    Citing one husband and wife source, whose references are; trust me I know. Theri contentions emphasis the phrase;”Money Powers” (an antisemitic trope) don’t cut much mustard, Abe Lincoln has been quoted many times in many sources included the 1935 published book I am busy with.
    ,
    However, this point bears little relevance to the debate; Disaster Capitalism which is the latter day dumbed down version of the same truth forwarded by Abe. For transference of ownership of natural assets of we the people to the “Money Powers” a war is the best vehicle. Furthermore the prerequisite for any war, is pandering to the prejudices of the great unwashed, and creation of divisions where none exist.

  • nobody

    No Craig, the logic of the system is just as it should be. Collapse is the aim. Any monetary system that has usury as its base is effectively no different to a pyramid scam, and like a pyramid scam can have no other outcome. It must bust.
    .
    If you think that’s a mad thought you should wonder at why usury was declared a sin in every major religion in the world. Apart from Judaism, that is. In Judaism usury is only a sin if you do it to Jews. If you do it to goyim it’s a virtue. Don’t argue with me, take it up with Leviticus.
    .
    As to why Christianity now embraces usury you’d have to go back to the reformation. I have no idea whose idea it was to declare that particular sin a virtue but they were either very wicked or very foolish. Or both, now that I think about it.
    .
    Anyway, we’re fucked. There’s more money now owed than there is stuff to pay for it with. How’s that for logic?

  • Arsalan

    We are living under the dictatorship of the usurious zionists.
    Whose loyalties are only to themselves and Israel.

  • j

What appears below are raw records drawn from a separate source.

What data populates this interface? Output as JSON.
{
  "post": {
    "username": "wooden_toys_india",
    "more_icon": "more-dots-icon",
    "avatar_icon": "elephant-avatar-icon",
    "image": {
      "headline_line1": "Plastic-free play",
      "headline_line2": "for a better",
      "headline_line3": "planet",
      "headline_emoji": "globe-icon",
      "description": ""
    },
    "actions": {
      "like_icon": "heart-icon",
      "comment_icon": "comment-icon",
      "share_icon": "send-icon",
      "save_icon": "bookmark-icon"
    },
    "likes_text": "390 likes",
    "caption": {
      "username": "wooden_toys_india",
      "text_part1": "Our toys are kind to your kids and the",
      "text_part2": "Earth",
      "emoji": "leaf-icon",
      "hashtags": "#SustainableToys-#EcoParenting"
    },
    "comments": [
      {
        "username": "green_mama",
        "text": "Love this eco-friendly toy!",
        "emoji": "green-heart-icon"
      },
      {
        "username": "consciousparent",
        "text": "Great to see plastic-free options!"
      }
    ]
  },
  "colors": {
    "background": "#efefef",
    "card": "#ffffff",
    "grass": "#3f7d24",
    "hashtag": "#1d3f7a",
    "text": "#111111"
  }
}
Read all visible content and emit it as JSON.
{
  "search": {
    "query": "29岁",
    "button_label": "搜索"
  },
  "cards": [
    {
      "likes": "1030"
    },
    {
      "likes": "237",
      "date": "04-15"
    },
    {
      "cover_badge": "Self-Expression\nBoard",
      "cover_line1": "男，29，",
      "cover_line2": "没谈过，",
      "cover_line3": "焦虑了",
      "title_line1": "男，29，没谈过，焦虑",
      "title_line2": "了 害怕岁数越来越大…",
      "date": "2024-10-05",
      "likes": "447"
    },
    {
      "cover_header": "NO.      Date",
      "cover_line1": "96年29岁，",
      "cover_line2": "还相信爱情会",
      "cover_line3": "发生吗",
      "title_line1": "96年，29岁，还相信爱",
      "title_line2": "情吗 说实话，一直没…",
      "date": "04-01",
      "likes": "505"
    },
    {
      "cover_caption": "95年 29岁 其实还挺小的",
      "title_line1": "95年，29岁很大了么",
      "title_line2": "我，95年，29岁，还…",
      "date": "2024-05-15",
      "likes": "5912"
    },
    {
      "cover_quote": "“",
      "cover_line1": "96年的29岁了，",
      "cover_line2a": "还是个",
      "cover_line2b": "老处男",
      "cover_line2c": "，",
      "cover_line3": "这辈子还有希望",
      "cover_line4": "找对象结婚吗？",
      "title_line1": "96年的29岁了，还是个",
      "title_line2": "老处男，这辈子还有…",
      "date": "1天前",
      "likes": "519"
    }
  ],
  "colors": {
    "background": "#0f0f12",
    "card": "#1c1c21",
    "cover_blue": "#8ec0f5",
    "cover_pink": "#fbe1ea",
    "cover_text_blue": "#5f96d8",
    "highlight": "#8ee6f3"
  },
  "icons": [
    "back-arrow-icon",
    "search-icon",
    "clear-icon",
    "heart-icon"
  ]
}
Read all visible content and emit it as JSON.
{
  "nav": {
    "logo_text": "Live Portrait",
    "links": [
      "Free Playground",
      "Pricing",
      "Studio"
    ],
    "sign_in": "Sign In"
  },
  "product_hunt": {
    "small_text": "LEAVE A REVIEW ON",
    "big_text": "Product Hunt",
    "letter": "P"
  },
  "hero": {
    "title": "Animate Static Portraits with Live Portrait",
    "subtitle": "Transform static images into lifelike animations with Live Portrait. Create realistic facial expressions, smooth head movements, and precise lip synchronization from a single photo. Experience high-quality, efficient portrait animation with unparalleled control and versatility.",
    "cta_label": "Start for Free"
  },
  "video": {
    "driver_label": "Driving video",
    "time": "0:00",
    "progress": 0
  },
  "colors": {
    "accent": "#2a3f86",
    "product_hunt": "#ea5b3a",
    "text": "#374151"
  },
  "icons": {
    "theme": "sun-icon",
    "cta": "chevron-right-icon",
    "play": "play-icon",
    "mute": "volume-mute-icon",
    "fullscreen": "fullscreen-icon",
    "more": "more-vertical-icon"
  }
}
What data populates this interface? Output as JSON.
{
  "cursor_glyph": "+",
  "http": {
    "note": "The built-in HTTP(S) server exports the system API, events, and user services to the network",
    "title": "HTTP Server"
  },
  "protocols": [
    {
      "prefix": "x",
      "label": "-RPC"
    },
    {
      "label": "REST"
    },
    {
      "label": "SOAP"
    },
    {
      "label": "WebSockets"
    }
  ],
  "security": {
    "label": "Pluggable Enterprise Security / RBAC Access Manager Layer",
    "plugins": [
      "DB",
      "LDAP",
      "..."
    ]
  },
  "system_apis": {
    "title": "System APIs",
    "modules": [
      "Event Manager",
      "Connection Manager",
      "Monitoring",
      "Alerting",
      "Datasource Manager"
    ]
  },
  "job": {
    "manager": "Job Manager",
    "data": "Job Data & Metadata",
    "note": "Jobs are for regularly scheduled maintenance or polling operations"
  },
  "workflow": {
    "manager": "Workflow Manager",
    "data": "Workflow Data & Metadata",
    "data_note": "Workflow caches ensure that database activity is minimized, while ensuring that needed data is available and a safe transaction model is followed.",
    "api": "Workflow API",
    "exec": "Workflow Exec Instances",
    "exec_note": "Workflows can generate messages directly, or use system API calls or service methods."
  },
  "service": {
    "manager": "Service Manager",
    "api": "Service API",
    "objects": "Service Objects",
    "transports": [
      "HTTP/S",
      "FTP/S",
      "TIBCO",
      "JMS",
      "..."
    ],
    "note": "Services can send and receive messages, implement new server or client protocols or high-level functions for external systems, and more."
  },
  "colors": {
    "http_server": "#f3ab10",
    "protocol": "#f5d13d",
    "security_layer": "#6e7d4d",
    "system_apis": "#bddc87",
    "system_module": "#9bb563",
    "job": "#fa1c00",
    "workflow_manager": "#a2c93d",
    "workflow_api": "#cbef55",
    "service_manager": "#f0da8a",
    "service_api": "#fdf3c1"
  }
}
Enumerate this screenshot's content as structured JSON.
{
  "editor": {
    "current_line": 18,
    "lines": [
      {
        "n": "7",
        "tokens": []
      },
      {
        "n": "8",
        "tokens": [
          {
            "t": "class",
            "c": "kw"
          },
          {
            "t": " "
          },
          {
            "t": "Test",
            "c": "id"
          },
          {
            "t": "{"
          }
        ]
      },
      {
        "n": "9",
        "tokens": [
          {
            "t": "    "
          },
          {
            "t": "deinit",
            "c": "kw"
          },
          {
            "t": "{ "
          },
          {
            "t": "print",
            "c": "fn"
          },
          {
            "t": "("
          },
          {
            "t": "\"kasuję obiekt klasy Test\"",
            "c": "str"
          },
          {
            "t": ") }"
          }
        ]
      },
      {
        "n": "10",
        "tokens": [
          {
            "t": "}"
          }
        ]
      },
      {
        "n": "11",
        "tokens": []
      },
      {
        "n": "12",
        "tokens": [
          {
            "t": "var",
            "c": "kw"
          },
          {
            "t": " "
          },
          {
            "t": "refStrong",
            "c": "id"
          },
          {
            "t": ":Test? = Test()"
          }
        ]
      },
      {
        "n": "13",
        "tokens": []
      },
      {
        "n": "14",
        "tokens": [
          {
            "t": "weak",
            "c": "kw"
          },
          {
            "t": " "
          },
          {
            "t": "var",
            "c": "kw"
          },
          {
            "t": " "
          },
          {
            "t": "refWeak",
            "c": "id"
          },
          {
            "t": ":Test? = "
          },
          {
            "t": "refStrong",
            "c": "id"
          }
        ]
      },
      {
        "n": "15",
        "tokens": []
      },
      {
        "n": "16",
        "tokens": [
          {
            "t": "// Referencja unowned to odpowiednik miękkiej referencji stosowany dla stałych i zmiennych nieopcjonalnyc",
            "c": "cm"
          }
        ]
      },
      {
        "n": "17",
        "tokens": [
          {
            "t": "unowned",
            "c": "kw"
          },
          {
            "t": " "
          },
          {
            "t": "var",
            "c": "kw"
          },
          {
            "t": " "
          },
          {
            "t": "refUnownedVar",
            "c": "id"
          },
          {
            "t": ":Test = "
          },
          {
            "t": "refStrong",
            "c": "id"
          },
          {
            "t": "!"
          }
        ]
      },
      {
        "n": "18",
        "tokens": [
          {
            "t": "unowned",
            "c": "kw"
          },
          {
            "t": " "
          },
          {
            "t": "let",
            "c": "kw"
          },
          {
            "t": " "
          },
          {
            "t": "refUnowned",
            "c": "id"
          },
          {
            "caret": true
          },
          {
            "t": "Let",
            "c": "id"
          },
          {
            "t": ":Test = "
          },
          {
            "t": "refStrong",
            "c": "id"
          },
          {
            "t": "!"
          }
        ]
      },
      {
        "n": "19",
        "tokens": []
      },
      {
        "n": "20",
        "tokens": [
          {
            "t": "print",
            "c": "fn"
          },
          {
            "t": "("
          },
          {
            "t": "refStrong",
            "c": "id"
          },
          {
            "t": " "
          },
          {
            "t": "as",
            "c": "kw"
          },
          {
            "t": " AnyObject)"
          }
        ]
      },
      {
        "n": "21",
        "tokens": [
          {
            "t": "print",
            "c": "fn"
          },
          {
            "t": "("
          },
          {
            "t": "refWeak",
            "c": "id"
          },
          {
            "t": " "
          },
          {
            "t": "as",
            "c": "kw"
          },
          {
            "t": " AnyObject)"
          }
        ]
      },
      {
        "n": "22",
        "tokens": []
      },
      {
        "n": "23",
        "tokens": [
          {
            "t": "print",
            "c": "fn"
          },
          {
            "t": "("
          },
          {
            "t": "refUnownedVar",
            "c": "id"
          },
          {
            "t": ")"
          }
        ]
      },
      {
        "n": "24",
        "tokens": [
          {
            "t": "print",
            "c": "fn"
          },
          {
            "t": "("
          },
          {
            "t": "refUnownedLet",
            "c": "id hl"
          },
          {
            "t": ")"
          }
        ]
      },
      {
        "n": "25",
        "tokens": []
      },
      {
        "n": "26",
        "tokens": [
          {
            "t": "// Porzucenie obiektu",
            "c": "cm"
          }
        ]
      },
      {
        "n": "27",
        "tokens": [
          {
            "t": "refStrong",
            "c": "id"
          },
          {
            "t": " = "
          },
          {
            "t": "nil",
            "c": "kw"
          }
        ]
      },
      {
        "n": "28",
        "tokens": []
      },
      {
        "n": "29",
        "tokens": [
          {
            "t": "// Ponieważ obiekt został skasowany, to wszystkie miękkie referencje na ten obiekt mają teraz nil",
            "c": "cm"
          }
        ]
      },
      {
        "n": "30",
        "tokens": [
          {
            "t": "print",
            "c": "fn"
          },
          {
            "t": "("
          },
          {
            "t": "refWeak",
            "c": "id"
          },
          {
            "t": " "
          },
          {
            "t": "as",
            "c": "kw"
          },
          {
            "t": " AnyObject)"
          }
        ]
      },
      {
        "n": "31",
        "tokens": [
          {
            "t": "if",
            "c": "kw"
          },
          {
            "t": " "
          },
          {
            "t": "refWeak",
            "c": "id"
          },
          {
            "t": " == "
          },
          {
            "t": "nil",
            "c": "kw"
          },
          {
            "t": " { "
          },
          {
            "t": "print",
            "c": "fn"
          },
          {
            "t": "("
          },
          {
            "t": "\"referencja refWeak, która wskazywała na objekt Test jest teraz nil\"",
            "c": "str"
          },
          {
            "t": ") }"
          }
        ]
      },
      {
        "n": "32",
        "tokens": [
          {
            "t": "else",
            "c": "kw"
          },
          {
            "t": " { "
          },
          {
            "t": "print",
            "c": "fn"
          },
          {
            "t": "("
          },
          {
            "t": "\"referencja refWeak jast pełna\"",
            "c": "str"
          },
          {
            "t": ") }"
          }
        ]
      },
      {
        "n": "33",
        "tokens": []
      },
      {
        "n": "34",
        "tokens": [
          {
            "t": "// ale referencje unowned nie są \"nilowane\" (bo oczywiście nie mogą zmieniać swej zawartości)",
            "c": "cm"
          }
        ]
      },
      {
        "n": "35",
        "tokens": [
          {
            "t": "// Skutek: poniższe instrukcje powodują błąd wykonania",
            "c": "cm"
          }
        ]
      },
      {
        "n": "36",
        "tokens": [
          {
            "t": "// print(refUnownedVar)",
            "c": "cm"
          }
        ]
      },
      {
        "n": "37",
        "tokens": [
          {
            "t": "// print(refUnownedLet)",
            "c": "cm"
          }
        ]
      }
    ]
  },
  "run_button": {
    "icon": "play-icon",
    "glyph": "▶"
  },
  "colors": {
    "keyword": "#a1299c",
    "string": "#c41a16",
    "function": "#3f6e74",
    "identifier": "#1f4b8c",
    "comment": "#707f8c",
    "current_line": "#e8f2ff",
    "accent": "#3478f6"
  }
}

    I’m not sure I am in favour of a Tobin or transaction tax. People surely have a right to defend themselves against currency debasement by switching their savings to a currency that they think is relatively strong. Should not we be taxing wealth (people who have acquired wealth, not transactions (people in the act of acquiring or attempting to acquire wealth)? If you have that and a robust system that prevents banks from making silly loans, a transaction tax would probably be unnecessary.
    Like stamp duty on housing, it is a tax that is easy to raise, but this does not mean it is fair.
    The Dutch have a wealth tax. After an allowance of around 20,000 euro, a 1.2% tax is imposed on the average amount of your wealth (value on first day of year + value on last day of year divided by 2). In this way they have got rid of inheritance tax and capital gains tax. Neat, and makes filing tax returns much simpler.

1 2 3 4

Comments are closed.